How to complete this task> Copy the data exactly.

Saved data entries>
***

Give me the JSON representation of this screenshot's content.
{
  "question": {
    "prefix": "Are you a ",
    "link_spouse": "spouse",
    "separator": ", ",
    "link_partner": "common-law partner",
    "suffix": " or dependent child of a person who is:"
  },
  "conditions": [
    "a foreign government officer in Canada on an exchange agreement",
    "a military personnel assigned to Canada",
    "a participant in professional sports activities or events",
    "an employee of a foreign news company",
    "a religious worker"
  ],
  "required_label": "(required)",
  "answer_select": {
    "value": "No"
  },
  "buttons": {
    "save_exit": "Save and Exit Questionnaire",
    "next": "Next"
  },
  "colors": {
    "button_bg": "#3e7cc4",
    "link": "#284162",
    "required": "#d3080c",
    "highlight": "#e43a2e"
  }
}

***

Response to this task>
Give me the JSON representation of this screenshot's content.
{
  "question": {
    "prefix": "Are you a ",
    "link_spouse": "spouse",
    "separator": ", ",
    "link_partner": "common-law partner",
    "suffix": " or dependent child of a person who is:"
  },
  "conditions": [
    "a foreign government officer in Canada on an exchange agreement",
    "a military personnel assigned to Canada",
    "a participant in professional sports activities or events",
    "an employee of a foreign news company",
    "a religious worker"
  ],
  "required_label": "(required)",
  "answer_select": {
    "value": "No"
  },
  "buttons": {
    "save_exit": "Save and Exit Questionnaire",
    "next": "Next"
  },
  "colors": {
    "button_bg": "#3e7cc4",
    "link": "#284162",
    "required": "#d3080c",
    "highlight": "#e43a2e"
  }
}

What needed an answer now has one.